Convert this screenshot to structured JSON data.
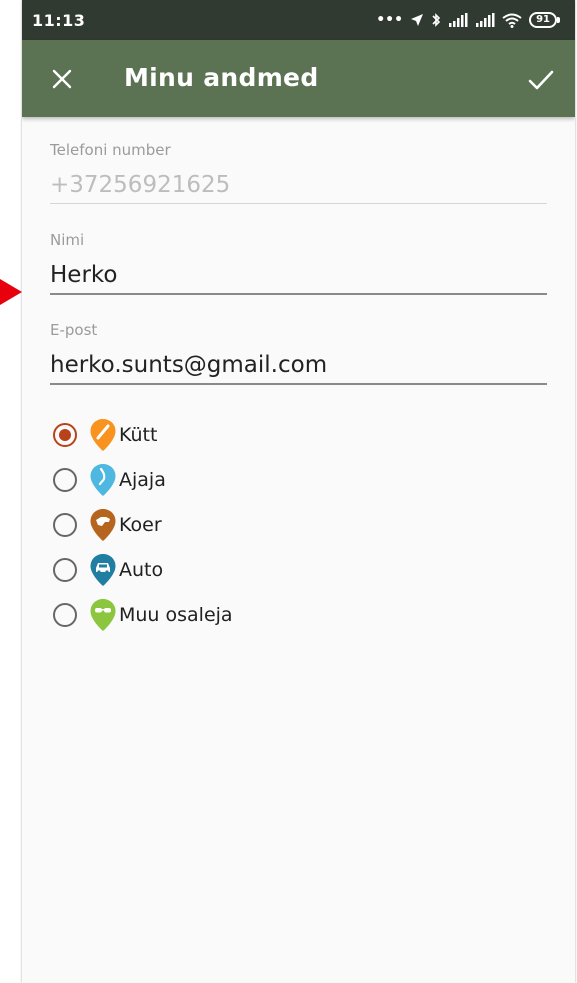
{
  "status_bar": {
    "time": "11:13",
    "battery": "91",
    "icons": [
      "more-dots-icon",
      "location-arrow-icon",
      "bluetooth-icon",
      "signal-icon",
      "signal-icon",
      "wifi-icon",
      "battery-icon"
    ]
  },
  "app_bar": {
    "title": "Minu andmed",
    "close_icon": "close-icon",
    "confirm_icon": "check-icon",
    "color": "#5b7352"
  },
  "form": {
    "phone": {
      "label": "Telefoni number",
      "value": "+37256921625"
    },
    "name": {
      "label": "Nimi",
      "value": "Herko"
    },
    "email": {
      "label": "E-post",
      "value": "herko.sunts@gmail.com"
    }
  },
  "roles": [
    {
      "label": "Kütt",
      "selected": true,
      "color": "#f7931e",
      "icon": "hunter-pin-icon"
    },
    {
      "label": "Ajaja",
      "selected": false,
      "color": "#4fb8e0",
      "icon": "beater-pin-icon"
    },
    {
      "label": "Koer",
      "selected": false,
      "color": "#b5651d",
      "icon": "dog-pin-icon"
    },
    {
      "label": "Auto",
      "selected": false,
      "color": "#1f7ea1",
      "icon": "car-pin-icon"
    },
    {
      "label": "Muu osaleja",
      "selected": false,
      "color": "#8cc63f",
      "icon": "other-pin-icon"
    }
  ]
}
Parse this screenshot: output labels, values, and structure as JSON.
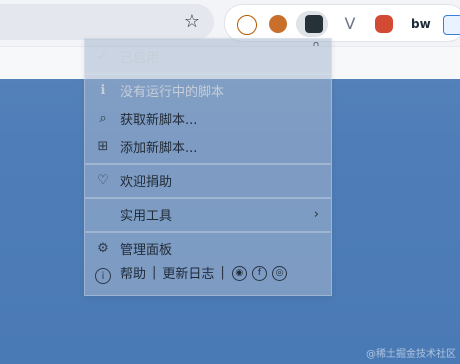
{
  "menu": {
    "enabled": "已启用",
    "no_scripts": "没有运行中的脚本",
    "get_scripts": "获取新脚本...",
    "add_script": "添加新脚本...",
    "donate": "欢迎捐助",
    "utilities": "实用工具",
    "dashboard": "管理面板",
    "help": "帮助",
    "changelog": "更新日志",
    "sep": "|"
  },
  "watermark": "@稀土掘金技术社区",
  "colors": {
    "accent": "#5b86bc"
  },
  "icons": [
    "star-icon",
    "extension-icons",
    "check-icon",
    "user-icon",
    "search-icon",
    "plus-box-icon",
    "heart-icon",
    "chevron-right-icon",
    "gear-icon",
    "info-icon",
    "github-icon",
    "facebook-icon",
    "instagram-icon"
  ]
}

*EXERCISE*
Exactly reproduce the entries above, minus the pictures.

*WRITTEN REPLY*
Convert this screenshot to structured JSON data.
{
  "status_bar": {
    "time": "11:13",
    "battery": "91",
    "icons": [
      "more-dots-icon",
      "location-arrow-icon",
      "bluetooth-icon",
      "signal-icon",
      "signal-icon",
      "wifi-icon",
      "battery-icon"
    ]
  },
  "app_bar": {
    "title": "Minu andmed",
    "close_icon": "close-icon",
    "confirm_icon": "check-icon",
    "color": "#5b7352"
  },
  "form": {
    "phone": {
      "label": "Telefoni number",
      "value": "+37256921625"
    },
    "name": {
      "label": "Nimi",
      "value": "Herko"
    },
    "email": {
      "label": "E-post",
      "value": "herko.sunts@gmail.com"
    }
  },
  "roles": [
    {
      "label": "Kütt",
      "selected": true,
      "color": "#f7931e",
      "icon": "hunter-pin-icon"
    },
    {
      "label": "Ajaja",
      "selected": false,
      "color": "#4fb8e0",
      "icon": "beater-pin-icon"
    },
    {
      "label": "Koer",
      "selected": false,
      "color": "#b5651d",
      "icon": "dog-pin-icon"
    },
    {
      "label": "Auto",
      "selected": false,
      "color": "#1f7ea1",
      "icon": "car-pin-icon"
    },
    {
      "label": "Muu osaleja",
      "selected": false,
      "color": "#8cc63f",
      "icon": "other-pin-icon"
    }
  ]
}
Parse this screenshot: output labels, values, and structure as JSON.
{
  "menu": {
    "enabled": "已启用",
    "no_scripts": "没有运行中的脚本",
    "get_scripts": "获取新脚本...",
    "add_script": "添加新脚本...",
    "donate": "欢迎捐助",
    "utilities": "实用工具",
    "dashboard": "管理面板",
    "help": "帮助",
    "changelog": "更新日志",
    "sep": "|"
  },
  "watermark": "@稀土掘金技术社区",
  "colors": {
    "accent": "#5b86bc"
  },
  "icons": [
    "star-icon",
    "extension-icons",
    "check-icon",
    "user-icon",
    "search-icon",
    "plus-box-icon",
    "heart-icon",
    "chevron-right-icon",
    "gear-icon",
    "info-icon",
    "github-icon",
    "facebook-icon",
    "instagram-icon"
  ]
}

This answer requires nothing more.